Transcript of Japanese Occupation of Malaya
By Sim Yi Tao, 9G, 9/10 MAL
A. Japanese Military Government
iv. The success factors of Japanese invasion of Malaya
On 15 August 1945 Emperor Hirohito gave a recorded radio address to the Empire announcing acceptance the terms for ending the war that the Allies had set down. Japanese forces in Malaya surrendered to the Allies firstly at Penang on 4 September 1945 aboard HMS Nelson then, after the Singapore surrender, at Kuala Lumpur on 13 September 1945. On 12 September 1945, the British Military Administration (BMA) was installed in Kuala Lumpur. This was followed by the signing of the Malaya surrender document at Kuala Lumpur by Lieutenant-General Teizo Ishiguro
i. The arrival of the Japanese in Malaya
The Japanese Takeover of Malaya was dubbed as one of the worst military disasters of the British. The Invasion began on the 8th of December 1941 and ended on the 31st of January 1942 following the fall of Singapore on the 15th of February.
ii. How the Japanese Military Advance into Malaya
The invasion force set sail on December 4th and on December 7th, The Japanese III Air Group arrived at the air base at Singora and used it to attack other RAF bases in northern Malaya.
Shortly after midnight on December 8th, men from the 8th Indian infantry Brigade based in Kota Bharu spotted 3 large ships and were shelled by them. Even though rough weather and sea caused some small landing craft to capsize, drowning some japanese soldiers but despite that, the japanese captured the beach head of Kota Bharu and the air base as well, forcing british forces to withdraw.

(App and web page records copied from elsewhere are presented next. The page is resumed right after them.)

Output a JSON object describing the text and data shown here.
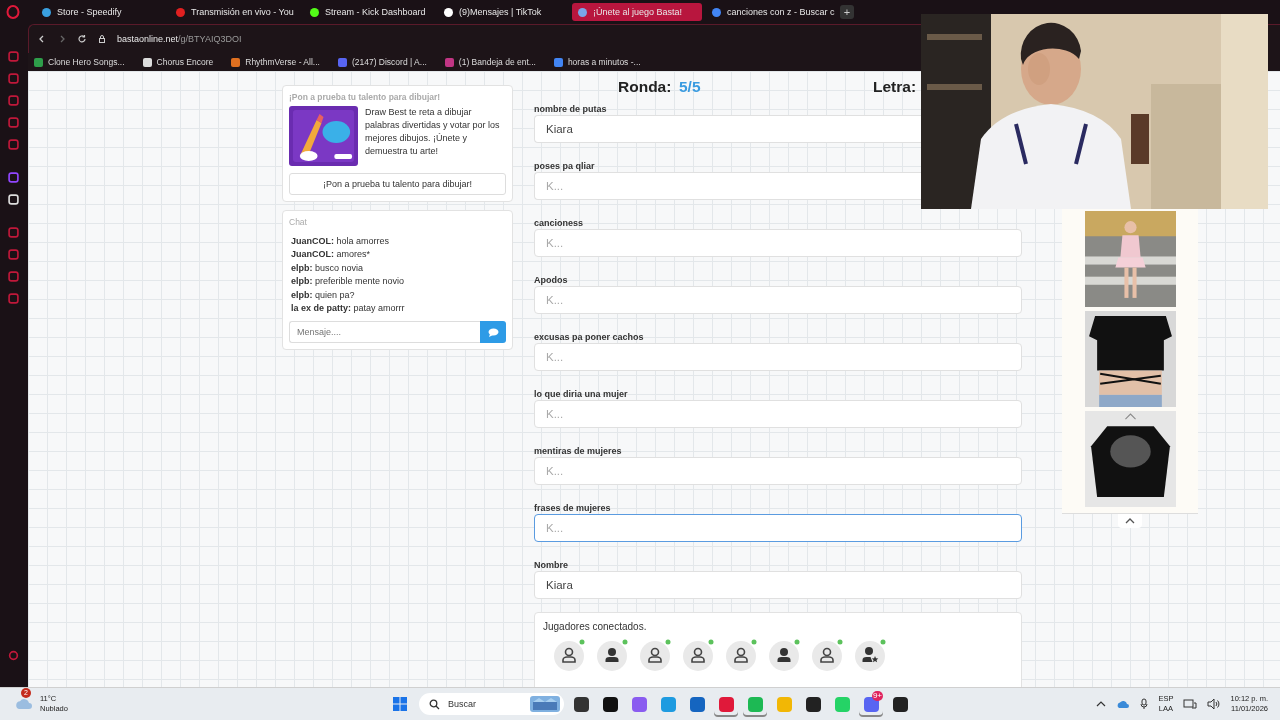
{
  "browser": {
    "tabs": [
      {
        "title": "Store - Speedify",
        "selected": false,
        "color": "#3aa0e0"
      },
      {
        "title": "Transmisión en vivo - You",
        "selected": false,
        "color": "#e02020"
      },
      {
        "title": "Stream - Kick Dashboard",
        "selected": false,
        "color": "#53fc18"
      },
      {
        "title": "(9)Mensajes | TikTok",
        "selected": false,
        "color": "#ffffff"
      },
      {
        "title": "¡Únete al juego Basta!",
        "selected": true,
        "color": "#7aa6e8"
      },
      {
        "title": "canciones con z - Buscar c",
        "selected": false,
        "color": "#4285f4"
      }
    ],
    "new_tab": "+",
    "address": {
      "host": "bastaonline.net",
      "path": "/g/BTYAIQ3DOI"
    },
    "bookmarks": [
      {
        "title": "Clone Hero Songs...",
        "color": "#2e9e4a"
      },
      {
        "title": "Chorus Encore",
        "color": "#dddddd"
      },
      {
        "title": "RhythmVerse - All...",
        "color": "#e07020"
      },
      {
        "title": "(2147) Discord | A...",
        "color": "#5865f2"
      },
      {
        "title": "(1) Bandeja de ent...",
        "color": "#c13584"
      },
      {
        "title": "horas a minutos -...",
        "color": "#4285f4"
      }
    ]
  },
  "promo": {
    "heading": "¡Pon a prueba tu talento para dibujar!",
    "text": "Draw Best te reta a dibujar palabras divertidas y votar por los mejores dibujos. ¡Únete y demuestra tu arte!",
    "button": "¡Pon a prueba tu talento para dibujar!"
  },
  "chat": {
    "title": "Chat",
    "messages": [
      {
        "user": "JuanCOL:",
        "text": "hola amorres"
      },
      {
        "user": "JuanCOL:",
        "text": "amores*"
      },
      {
        "user": "elpb:",
        "text": "busco novia"
      },
      {
        "user": "elpb:",
        "text": "preferible mente novio"
      },
      {
        "user": "elpb:",
        "text": "quien pa?"
      },
      {
        "user": "la ex de patty:",
        "text": "patay amorrr"
      }
    ],
    "input": {
      "placeholder": "Mensaje...."
    }
  },
  "game": {
    "round_label": "Ronda:",
    "round_value": "5/5",
    "letter_label": "Letra:",
    "fields": [
      {
        "label": "nombre de putas",
        "value": "Kiara",
        "focused": false
      },
      {
        "label": "poses pa qliar",
        "placeholder": "K...",
        "focused": false
      },
      {
        "label": "cancioness",
        "placeholder": "K...",
        "focused": false
      },
      {
        "label": "Apodos",
        "placeholder": "K...",
        "focused": false
      },
      {
        "label": "excusas pa poner cachos",
        "placeholder": "K...",
        "focused": false
      },
      {
        "label": "lo que diria una mujer",
        "placeholder": "K...",
        "focused": false
      },
      {
        "label": "mentiras de mujeres",
        "placeholder": "K...",
        "focused": false
      },
      {
        "label": "frases de mujeres",
        "placeholder": "K...",
        "focused": true
      },
      {
        "label": "Nombre",
        "value": "Kiara",
        "focused": false
      }
    ],
    "players_title": "Jugadores conectados.",
    "players": [
      {
        "kind": "outline",
        "online": true
      },
      {
        "kind": "solid",
        "online": true
      },
      {
        "kind": "outline",
        "online": true
      },
      {
        "kind": "outline",
        "online": true
      },
      {
        "kind": "outline",
        "online": true
      },
      {
        "kind": "solid",
        "online": true
      },
      {
        "kind": "outline",
        "online": true
      },
      {
        "kind": "star",
        "online": true
      }
    ]
  },
  "taskbar": {
    "weather": {
      "temp": "11°C",
      "condition": "Nublado",
      "badge": "2"
    },
    "search": "Buscar",
    "apps": [
      {
        "color": "#333333",
        "running": false
      },
      {
        "color": "#111111",
        "running": false
      },
      {
        "color": "#8a5cf0",
        "running": false
      },
      {
        "color": "#1e9be0",
        "running": false
      },
      {
        "color": "#1565c0",
        "running": false
      },
      {
        "color": "#e0193a",
        "running": true
      },
      {
        "color": "#1db954",
        "running": true
      },
      {
        "color": "#f2b705",
        "running": false
      },
      {
        "color": "#222222",
        "running": false
      },
      {
        "color": "#25d366",
        "running": false
      },
      {
        "color": "#5865f2",
        "running": true
      },
      {
        "color": "#222222",
        "running": false
      }
    ],
    "discord_badge": "9+",
    "lang": "ESP",
    "layout": "LAA",
    "time": "10:12 p. m.",
    "date": "11/01/2026"
  }
}
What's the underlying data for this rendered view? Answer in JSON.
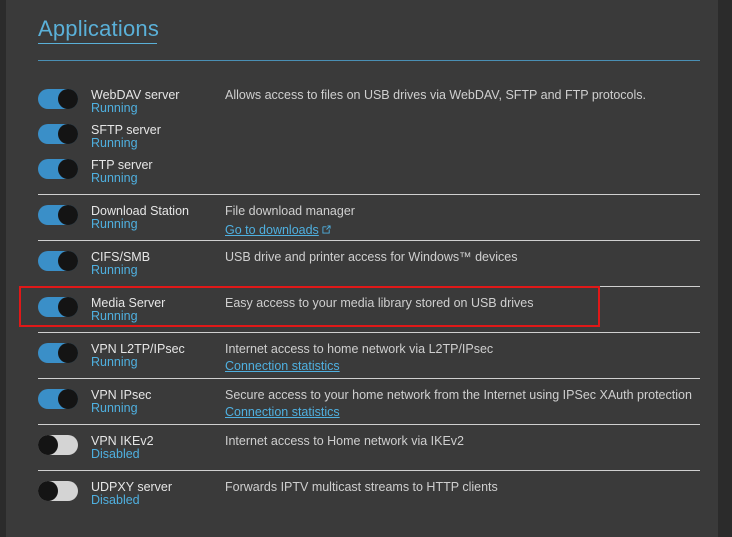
{
  "section": {
    "title": "Applications"
  },
  "apps": [
    {
      "name": "WebDAV server",
      "status": "Running",
      "enabled": true,
      "description": "Allows access to files on USB drives via WebDAV, SFTP and FTP protocols."
    },
    {
      "name": "SFTP server",
      "status": "Running",
      "enabled": true
    },
    {
      "name": "FTP server",
      "status": "Running",
      "enabled": true
    },
    {
      "name": "Download Station",
      "status": "Running",
      "enabled": true,
      "description": "File download manager",
      "link": "Go to downloads",
      "link_icon": "external-link-icon"
    },
    {
      "name": "CIFS/SMB",
      "status": "Running",
      "enabled": true,
      "description": "USB drive and printer access for Windows™ devices"
    },
    {
      "name": "Media Server",
      "status": "Running",
      "enabled": true,
      "description": "Easy access to your media library stored on USB drives",
      "highlight_color": "#e01818"
    },
    {
      "name": "VPN L2TP/IPsec",
      "status": "Running",
      "enabled": true,
      "description": "Internet access to home network via L2TP/IPsec",
      "link": "Connection statistics"
    },
    {
      "name": "VPN IPsec",
      "status": "Running",
      "enabled": true,
      "description": "Secure access to your home network from the Internet using IPSec XAuth protection",
      "link": "Connection statistics"
    },
    {
      "name": "VPN IKEv2",
      "status": "Disabled",
      "enabled": false,
      "description": "Internet access to Home network via IKEv2"
    },
    {
      "name": "UDPXY server",
      "status": "Disabled",
      "enabled": false,
      "description": "Forwards IPTV multicast streams to HTTP clients"
    }
  ],
  "colors": {
    "accent": "#3a8fc8",
    "status_text": "#4fb0e0",
    "toggle_off": "#d4d4d4",
    "highlight": "#e01818"
  }
}
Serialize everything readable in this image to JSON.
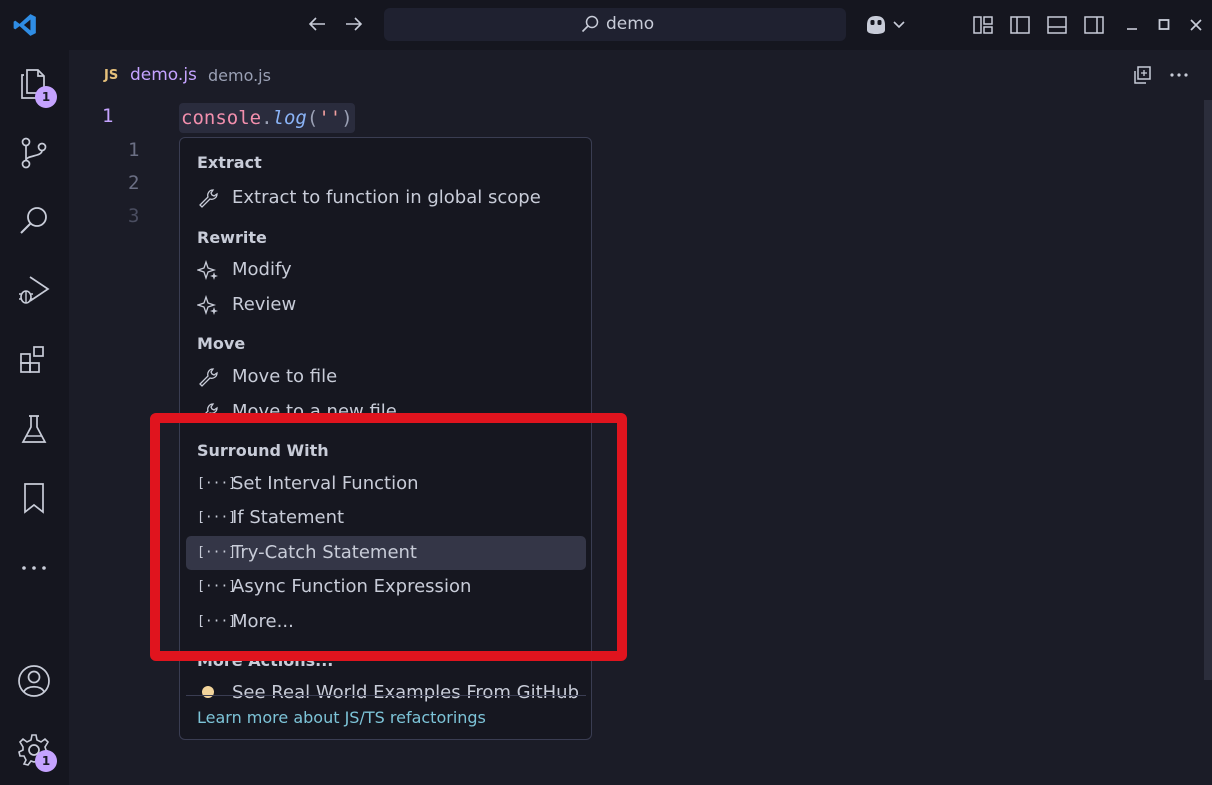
{
  "titlebar": {
    "search_text": "demo"
  },
  "activity": {
    "explorer_badge": "1",
    "settings_badge": "1"
  },
  "editor": {
    "tab_badge": "JS",
    "tab_name": "demo.js",
    "tab_description": "demo.js",
    "active_line": "1",
    "line_numbers": [
      "1",
      "2",
      "3"
    ],
    "code": {
      "object": "console",
      "dot": ".",
      "method": "log",
      "open": "(",
      "string": "''",
      "close": ")"
    }
  },
  "menu": {
    "sections": [
      {
        "header": "Extract",
        "items": [
          {
            "icon": "wrench-icon",
            "label": "Extract to function in global scope"
          }
        ]
      },
      {
        "header": "Rewrite",
        "items": [
          {
            "icon": "sparkle-icon",
            "label": "Modify"
          },
          {
            "icon": "sparkle-icon",
            "label": "Review"
          }
        ]
      },
      {
        "header": "Move",
        "items": [
          {
            "icon": "wrench-icon",
            "label": "Move to file"
          },
          {
            "icon": "wrench-icon",
            "label": "Move to a new file"
          }
        ]
      },
      {
        "header": "Surround With",
        "items": [
          {
            "icon": "snippet-icon",
            "label": "Set Interval Function"
          },
          {
            "icon": "snippet-icon",
            "label": "If Statement"
          },
          {
            "icon": "snippet-icon",
            "label": "Try-Catch Statement",
            "selected": true
          },
          {
            "icon": "snippet-icon",
            "label": "Async Function Expression"
          },
          {
            "icon": "snippet-icon",
            "label": "More..."
          }
        ]
      },
      {
        "header": "More Actions...",
        "items": [
          {
            "icon": "lightbulb-icon",
            "label": "See Real World Examples From GitHub"
          }
        ]
      }
    ],
    "snippet_glyph": "[···]",
    "footer": "Learn more about JS/TS refactorings"
  },
  "colors": {
    "accent": "#c5a3ff",
    "highlight_border": "#e0141e",
    "link": "#7dc4d8"
  }
}
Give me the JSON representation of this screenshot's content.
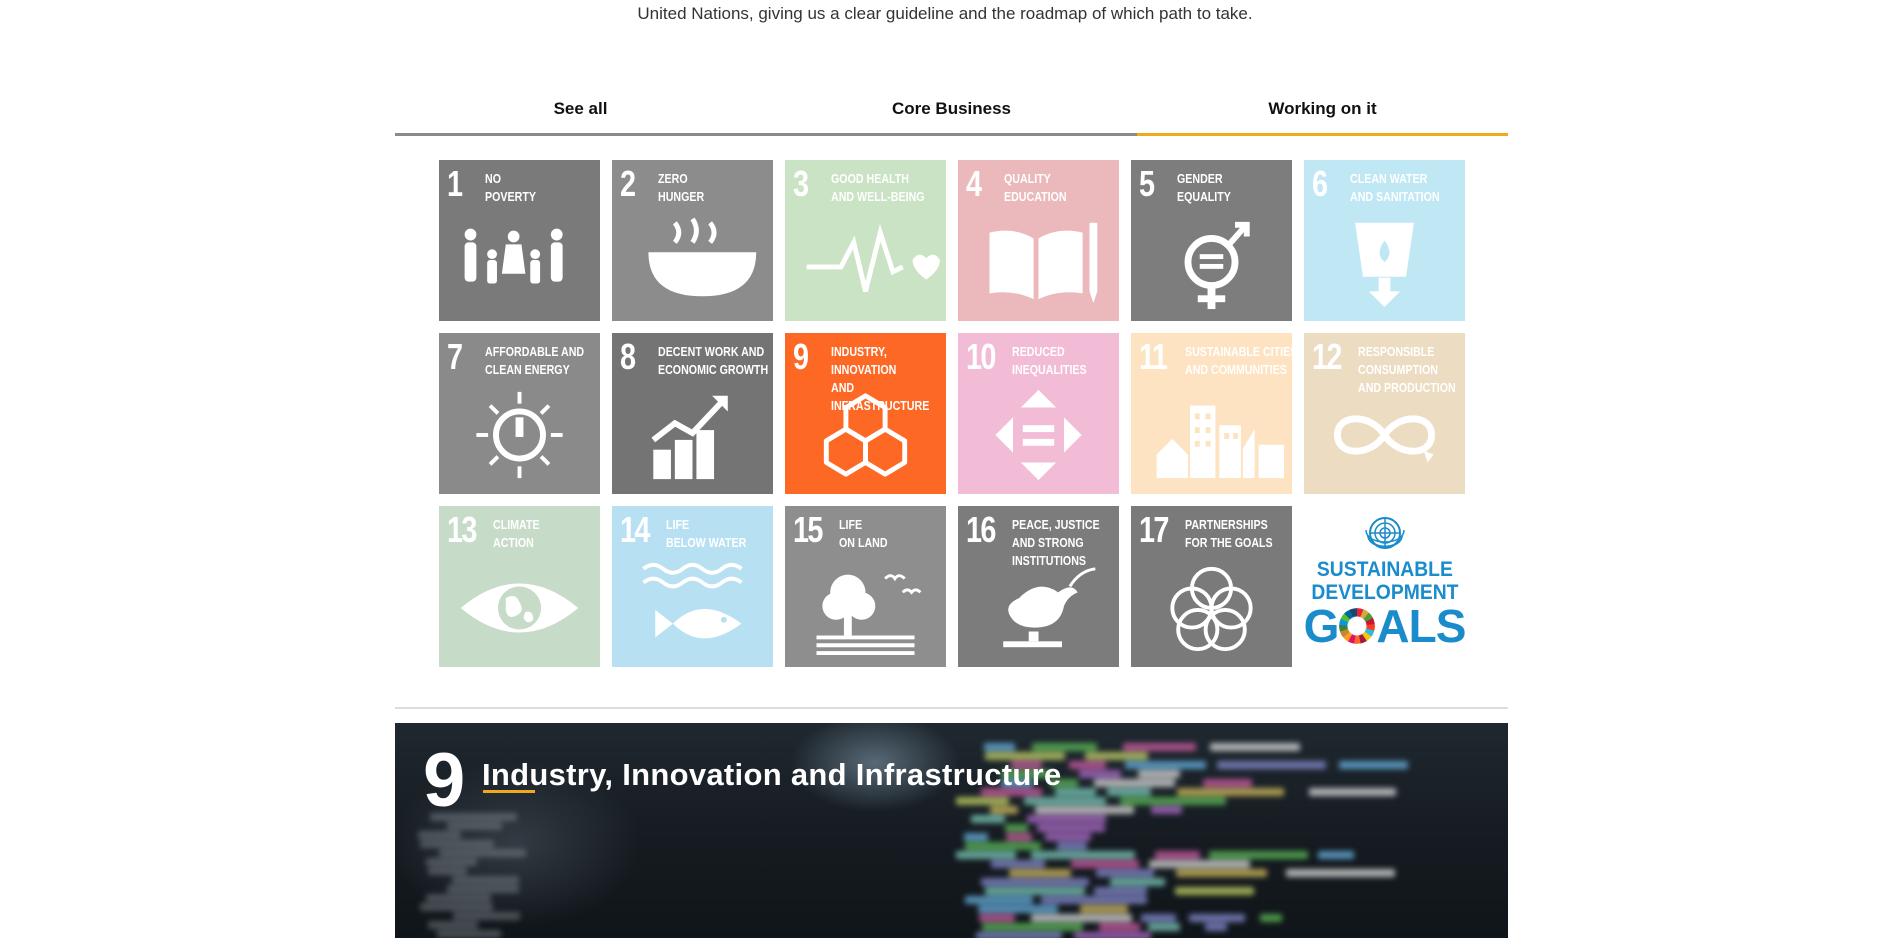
{
  "intro_text": "United Nations, giving us a clear guideline and the roadmap of which path to take.",
  "tabs": [
    {
      "label": "See all",
      "active": false
    },
    {
      "label": "Core Business",
      "active": false
    },
    {
      "label": "Working on it",
      "active": true
    }
  ],
  "goals": [
    {
      "number": "1",
      "name": "NO\nPOVERTY",
      "color": "#7a7a7a",
      "icon": "family-icon"
    },
    {
      "number": "2",
      "name": "ZERO\nHUNGER",
      "color": "#8c8c8c",
      "icon": "bowl-icon"
    },
    {
      "number": "3",
      "name": "GOOD HEALTH\nAND WELL-BEING",
      "color": "#c9e3c4",
      "icon": "heartbeat-icon"
    },
    {
      "number": "4",
      "name": "QUALITY\nEDUCATION",
      "color": "#ebb8bc",
      "icon": "book-pencil-icon"
    },
    {
      "number": "5",
      "name": "GENDER\nEQUALITY",
      "color": "#7d7d7d",
      "icon": "gender-equality-icon"
    },
    {
      "number": "6",
      "name": "CLEAN WATER\nAND SANITATION",
      "color": "#bfe7f4",
      "icon": "water-glass-icon"
    },
    {
      "number": "7",
      "name": "AFFORDABLE AND\nCLEAN ENERGY",
      "color": "#8a8a8a",
      "icon": "sun-power-icon"
    },
    {
      "number": "8",
      "name": "DECENT WORK AND\nECONOMIC GROWTH",
      "color": "#747474",
      "icon": "growth-chart-icon"
    },
    {
      "number": "9",
      "name": "INDUSTRY, INNOVATION\nAND INFRASTRUCTURE",
      "color": "#fd6925",
      "icon": "cubes-icon"
    },
    {
      "number": "10",
      "name": "REDUCED\nINEQUALITIES",
      "color": "#f2bcd6",
      "icon": "arrows-equal-icon"
    },
    {
      "number": "11",
      "name": "SUSTAINABLE CITIES\nAND COMMUNITIES",
      "color": "#fde3c1",
      "icon": "city-buildings-icon"
    },
    {
      "number": "12",
      "name": "RESPONSIBLE\nCONSUMPTION\nAND PRODUCTION",
      "color": "#ecdcc2",
      "icon": "infinity-icon"
    },
    {
      "number": "13",
      "name": "CLIMATE\nACTION",
      "color": "#c7dcc8",
      "icon": "eye-globe-icon"
    },
    {
      "number": "14",
      "name": "LIFE\nBELOW WATER",
      "color": "#b8e0f3",
      "icon": "fish-waves-icon"
    },
    {
      "number": "15",
      "name": "LIFE\nON LAND",
      "color": "#8e8e8e",
      "icon": "tree-birds-icon"
    },
    {
      "number": "16",
      "name": "PEACE, JUSTICE\nAND STRONG\nINSTITUTIONS",
      "color": "#7c7c7c",
      "icon": "dove-gavel-icon"
    },
    {
      "number": "17",
      "name": "PARTNERSHIPS\nFOR THE GOALS",
      "color": "#7a7a7a",
      "icon": "rings-icon"
    }
  ],
  "sdg_logo": {
    "line1": "SUSTAINABLE",
    "line2": "DEVELOPMENT",
    "goals_g": "G",
    "goals_rest": "ALS",
    "color": "#1a8ccc",
    "icon": "un-emblem-icon"
  },
  "hero": {
    "number": "9",
    "title": "Industry, Innovation and Infrastructure",
    "accent_color": "#f0a81c"
  }
}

By 10th of December the Japanese had advanced into the Kedah Province and by December 12th, the town of Jitra had been taken. On December 17th, General Percival decided to hold a line of troops at the Perak river but was broken down on December 26th. By January 7th, the Japanese also crossed the Slim river.
On January 11th, the Japanese arrived into Kuala Lumpur and the British formed a 3rd defensive line at the Muar river but was broken down. By 31st January, the only possible plan left was to destroy the causeway that linked Singapore and Malaysia as Malaysia was taken by the Japanese.
iii. The destruction of the war in Malaya
Through the war, British Air Bases were bombed by Japanese planes. Penang then a British island garrison, suffered devastating aerial bombardments and finally fell to invading Japanese forces on 19 December 1941 as the British withdrew to Singapore after declaring George Town an open city. Penang under Japanese occupation was marked by widespread fear, hunger, and massacres. The Causeway that goes between Singapore via Malaya was blown up in the process by the British to slow down the invasion forces.
British Royal Engineers blowing up bridge
Malaya was a major prize for the Japanese. It produces 38% of the world's rubber and 58% of the world's tin. Singapore (which was part of Malaysia back then) was prized as a valuable military base in the area and to minimize British authority in the area as well.
v. Government Policies, benificial to the Japanese
vi. Reaction of the Malayan People